References

  1. MIT Washington Office. 2011. The Third Revolution: The Convergence of the Life Sciences, Physical Sciences, and Engineering
  2. MIT 2016. Convergence: The Future of Health. MIT, Cambridge, Massachusetts. Edited by Sharp, Hockfield, and Jacks
  3. NRC (National Research Council). 2014. Convergence: Facilitating Transdisciplinary Integration of Life Sciences, Physical Sciences, Engineering, and Beyond. Washington, DC: The National Academies Press.
  4. NSF (National Science Foundation) and DOC (Department of Commerce). 2002. Converging Technologies for Improving Human Performance: Nanotechnology, Biotechnology, Information Technology and Cognitive Science. Edited by M.C. Roco and W.S. Bainbridge, National Science Foundation. Publ. by: Kluwer Acad. Publ., currently Springer, Dordrecht, 2003. (available on: www.wtec.org/ConvergingTechnologies//1/NBIC_report.pdf)
  5. Roco M.C. 2002. Coherence and divergence of megatrends in science and engineering. J Nanopart Res 4:9-19
  6. Roco M.C. and C. Montemagno. 2004. “The Co-evolution of Human Potential and Converging Technologies”, Annals of the N.Y. Academy of Sciences, Vol. 1013, 2004.
  7. Roco M.C. and Bainbridge W.S. 2013. The new world of discovery, invention, and innovation: convergence of knowledge, technology, and society. J Nanopart Res 15:1946
  8. Roco, MC et al 2013. Converging Knowledge, Technology and Society: Beyond Convergence of Nano-Bio- Info-Cognitive Technologies, edited by M.C. Roco, W.S. Bainbridge, B. Tonn and G. Whitesides, National Science Foundation/World Technology Evaluation Center report, Springer 2013, Boston (available on http://www.wtec.org/NBIC2-report).
  9. W. S. Bainbridge and M. C. Roco 2016. Handbook of Science and Technology Convergence, Springer Reference, Berlin.
  10. Roco, M.C. 2016. Principles and Methods that Facilitate Convergence. Chapter in Handbook of Convergence in Science and Technology. Springer Reference Volume, pp. 17-42
  11. NAS, NAE, and IOM (National Academy of Sciences, National Academy of Engineering, 2004. Facilitating Interdisciplinary Research. Washington, DC: The National Academies Press.
  12. NRC. 2005a. Mathematics and 21st Century Biology. Washington, DC: The National Academies Press.

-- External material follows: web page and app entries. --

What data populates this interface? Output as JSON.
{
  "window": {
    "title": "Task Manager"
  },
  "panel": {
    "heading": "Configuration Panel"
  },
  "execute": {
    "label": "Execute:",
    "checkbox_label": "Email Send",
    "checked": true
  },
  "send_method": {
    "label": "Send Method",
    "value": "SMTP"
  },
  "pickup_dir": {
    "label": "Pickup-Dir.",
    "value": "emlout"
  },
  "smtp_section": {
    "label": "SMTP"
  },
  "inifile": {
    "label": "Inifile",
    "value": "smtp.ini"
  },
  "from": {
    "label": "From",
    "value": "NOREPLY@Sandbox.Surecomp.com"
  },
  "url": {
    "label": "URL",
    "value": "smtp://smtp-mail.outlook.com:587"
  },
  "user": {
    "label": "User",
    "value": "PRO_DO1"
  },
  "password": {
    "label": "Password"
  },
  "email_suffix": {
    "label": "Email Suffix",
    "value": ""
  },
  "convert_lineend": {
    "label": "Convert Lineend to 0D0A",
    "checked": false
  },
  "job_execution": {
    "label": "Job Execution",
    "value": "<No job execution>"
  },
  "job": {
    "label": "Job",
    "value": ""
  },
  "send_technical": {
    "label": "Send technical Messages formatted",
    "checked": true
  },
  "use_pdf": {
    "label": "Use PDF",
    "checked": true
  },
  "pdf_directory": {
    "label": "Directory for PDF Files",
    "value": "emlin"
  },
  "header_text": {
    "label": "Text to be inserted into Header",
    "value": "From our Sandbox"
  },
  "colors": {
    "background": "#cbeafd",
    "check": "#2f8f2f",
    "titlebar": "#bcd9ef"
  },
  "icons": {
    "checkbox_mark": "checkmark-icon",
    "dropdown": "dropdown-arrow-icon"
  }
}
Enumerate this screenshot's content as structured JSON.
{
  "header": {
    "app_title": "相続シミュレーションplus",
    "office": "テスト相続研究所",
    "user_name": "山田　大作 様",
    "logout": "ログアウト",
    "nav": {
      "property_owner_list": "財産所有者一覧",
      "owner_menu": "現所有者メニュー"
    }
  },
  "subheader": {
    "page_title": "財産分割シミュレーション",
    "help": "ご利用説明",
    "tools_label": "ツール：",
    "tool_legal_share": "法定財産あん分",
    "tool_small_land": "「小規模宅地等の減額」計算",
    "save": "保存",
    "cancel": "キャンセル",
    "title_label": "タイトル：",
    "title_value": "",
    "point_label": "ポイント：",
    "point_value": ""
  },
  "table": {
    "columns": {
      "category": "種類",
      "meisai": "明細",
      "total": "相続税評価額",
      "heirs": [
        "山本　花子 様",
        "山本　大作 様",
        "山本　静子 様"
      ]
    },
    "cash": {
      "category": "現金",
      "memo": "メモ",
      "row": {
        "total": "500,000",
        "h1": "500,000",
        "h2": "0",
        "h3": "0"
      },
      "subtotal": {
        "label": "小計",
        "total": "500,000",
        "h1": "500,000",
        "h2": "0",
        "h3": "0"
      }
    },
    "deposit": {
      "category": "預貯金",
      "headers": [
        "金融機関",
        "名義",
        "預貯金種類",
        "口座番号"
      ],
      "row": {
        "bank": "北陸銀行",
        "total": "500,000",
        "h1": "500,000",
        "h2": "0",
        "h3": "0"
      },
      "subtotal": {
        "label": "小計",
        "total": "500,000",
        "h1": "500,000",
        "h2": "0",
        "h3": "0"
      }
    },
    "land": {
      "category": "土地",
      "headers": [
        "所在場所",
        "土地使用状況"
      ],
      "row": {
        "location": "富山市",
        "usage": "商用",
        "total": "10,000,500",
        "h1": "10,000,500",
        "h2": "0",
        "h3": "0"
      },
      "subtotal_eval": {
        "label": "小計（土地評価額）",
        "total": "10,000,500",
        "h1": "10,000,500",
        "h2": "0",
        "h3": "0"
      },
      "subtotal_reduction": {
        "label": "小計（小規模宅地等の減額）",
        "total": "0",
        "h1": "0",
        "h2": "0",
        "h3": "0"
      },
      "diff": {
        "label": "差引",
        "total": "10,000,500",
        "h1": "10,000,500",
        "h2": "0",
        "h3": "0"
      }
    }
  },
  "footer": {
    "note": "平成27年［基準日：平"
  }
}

  13. NRC. 2005b. Catalyzing Inquiry at the Interface of Computing and Biology. Washington, DC: The National Academies Press.

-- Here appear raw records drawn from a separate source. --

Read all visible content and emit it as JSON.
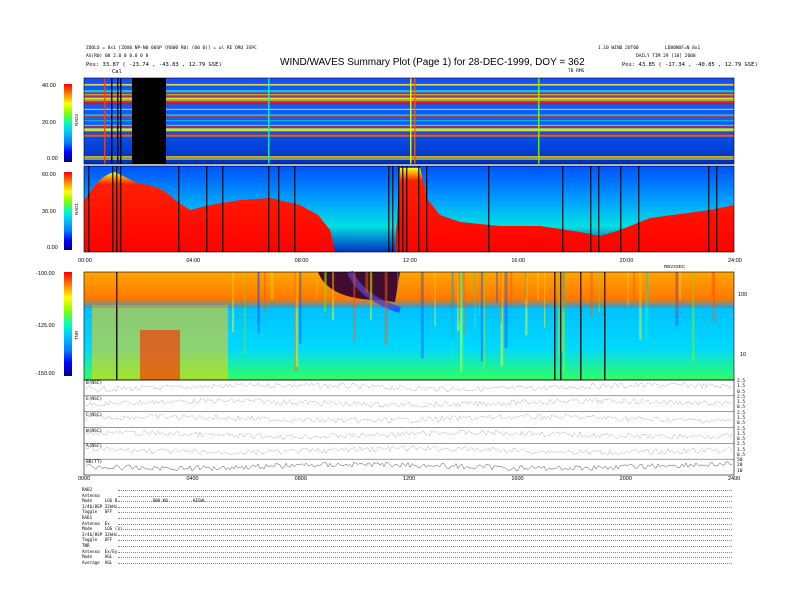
{
  "header": {
    "left_line1": "ZOOLO = 8x1 [ZOO0 NP-N0 00SP (R000 R0) (00 0)] = ul RE ORQ 3SPC",
    "left_line2": "AS(R0) 00 2.0 0 0.0 0 0",
    "left_pos": "Pos:    33.87 ( -23.74 , -43.83 , 12.79 GSE)",
    "title": "WIND/WAVES Summary Plot (Page 1) for 28-DEC-1999, DOY = 362",
    "subtitle": "TB RMS",
    "right_line1": "1.10 WIND 2UT00",
    "right_line2": "DAILY  TIM 29 [10] 2000",
    "right_station": "LD80NOF=N 8x1",
    "right_pos": "Pos:    43.85 ( -17.34 , -40.85 , 12.79 GSE)"
  },
  "colors": {
    "background": "#ffffff",
    "spectrum": [
      "#000080",
      "#0000ff",
      "#0080ff",
      "#00c0ff",
      "#00ffc0",
      "#80ff00",
      "#ffff00",
      "#ff8000",
      "#ff0000"
    ]
  },
  "panels": {
    "rad2": {
      "label": "RAD2",
      "ticks": [
        "40.00",
        "20.00",
        "0.00"
      ]
    },
    "rad1": {
      "label": "RAD1",
      "ticks": [
        "60.00",
        "30.00",
        "0.00"
      ]
    },
    "tnr": {
      "label": "TNR",
      "ticks": [
        "-100.00",
        "-125.00",
        "-150.00"
      ],
      "right_ticks": [
        "100",
        "10"
      ]
    },
    "time_axis_mid": [
      "00:00",
      "04:00",
      "08:00",
      "12:00",
      "16:00",
      "20:00",
      "24:00"
    ],
    "time_axis_mid_tag": "RBV2SEC",
    "cal_marker": "Cal",
    "line_panels": [
      {
        "label": "B(NSC)",
        "right_ticks": [
          "2.5",
          "1.5",
          "0.5"
        ]
      },
      {
        "label": "E(NSC)",
        "right_ticks": [
          "2.5",
          "1.5",
          "0.5"
        ]
      },
      {
        "label": "C(NSC)",
        "right_ticks": [
          "2.5",
          "1.5",
          "0.5"
        ]
      },
      {
        "label": "W(NSC)",
        "right_ticks": [
          "2.5",
          "1.5",
          "0.5"
        ]
      },
      {
        "label": "A(NSC)",
        "right_ticks": [
          "2.5",
          "1.5",
          "0.5"
        ]
      },
      {
        "label": "BB(TT)",
        "right_ticks": [
          "50",
          "20",
          "10"
        ]
      }
    ],
    "time_axis_bottom": [
      "0000",
      "0400",
      "0800",
      "1200",
      "1600",
      "2000",
      "2400"
    ]
  },
  "footer": [
    "RAD2",
    "Antenna",
    "Mode     LOG 0              000 K0          HIGHL",
    "3/46/8SP 32kHz",
    "Toggle   OFF",
    "RAD1",
    "Antenna  Ex",
    "Mode     LOG (3)",
    "3/46/8SP 32kHz",
    "Toggle   OFF",
    "TNR",
    "Antenna  Ex/Ey",
    "Mode     AGL",
    "Average  AGL"
  ],
  "chart_data": {
    "type": "heatmap",
    "title": "WIND/WAVES Summary Plot (Page 1) for 28-DEC-1999, DOY = 362",
    "xlabel": "",
    "x_range": [
      "00:00",
      "24:00"
    ],
    "panels": [
      {
        "name": "RAD2",
        "ylim": [
          0,
          40
        ]
      },
      {
        "name": "RAD1",
        "ylim": [
          0,
          60
        ]
      },
      {
        "name": "TNR",
        "ylim": [
          -150,
          -100
        ]
      }
    ]
  }
}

  14. NRC. 2008. Inspired by Biology: From Molecules to Materials to Machines. Washington, DC: The National Academies Press.

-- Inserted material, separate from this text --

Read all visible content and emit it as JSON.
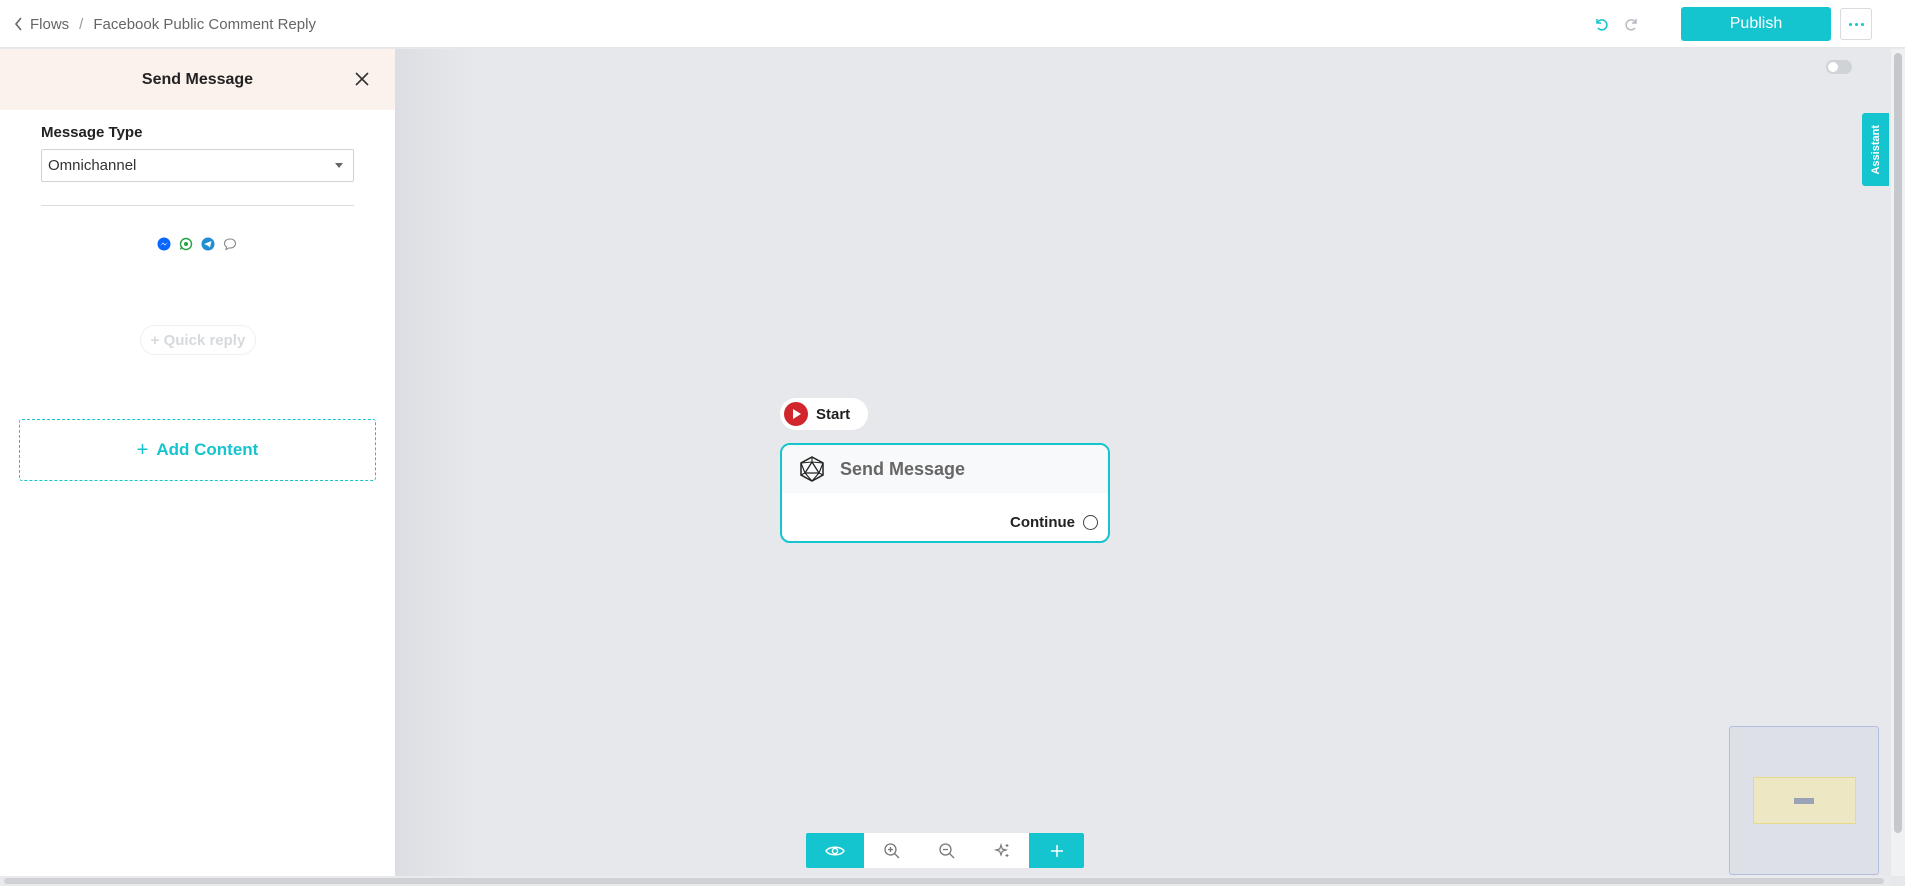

  15. NRC. 2009. A New Biology for the 21st Century. Washington, DC: The National Academies Press.
  16. NRC. 2010. Research at the Intersection of the Physical and Life Sciences. Washington, DC: The National Academies Press.
  17. NRC. 2011. Toward Precision Medicine: Building a Knowledge Network for Biomedical Research and a New Taxonomy of Disease. Washington, DC: The National Academies Press.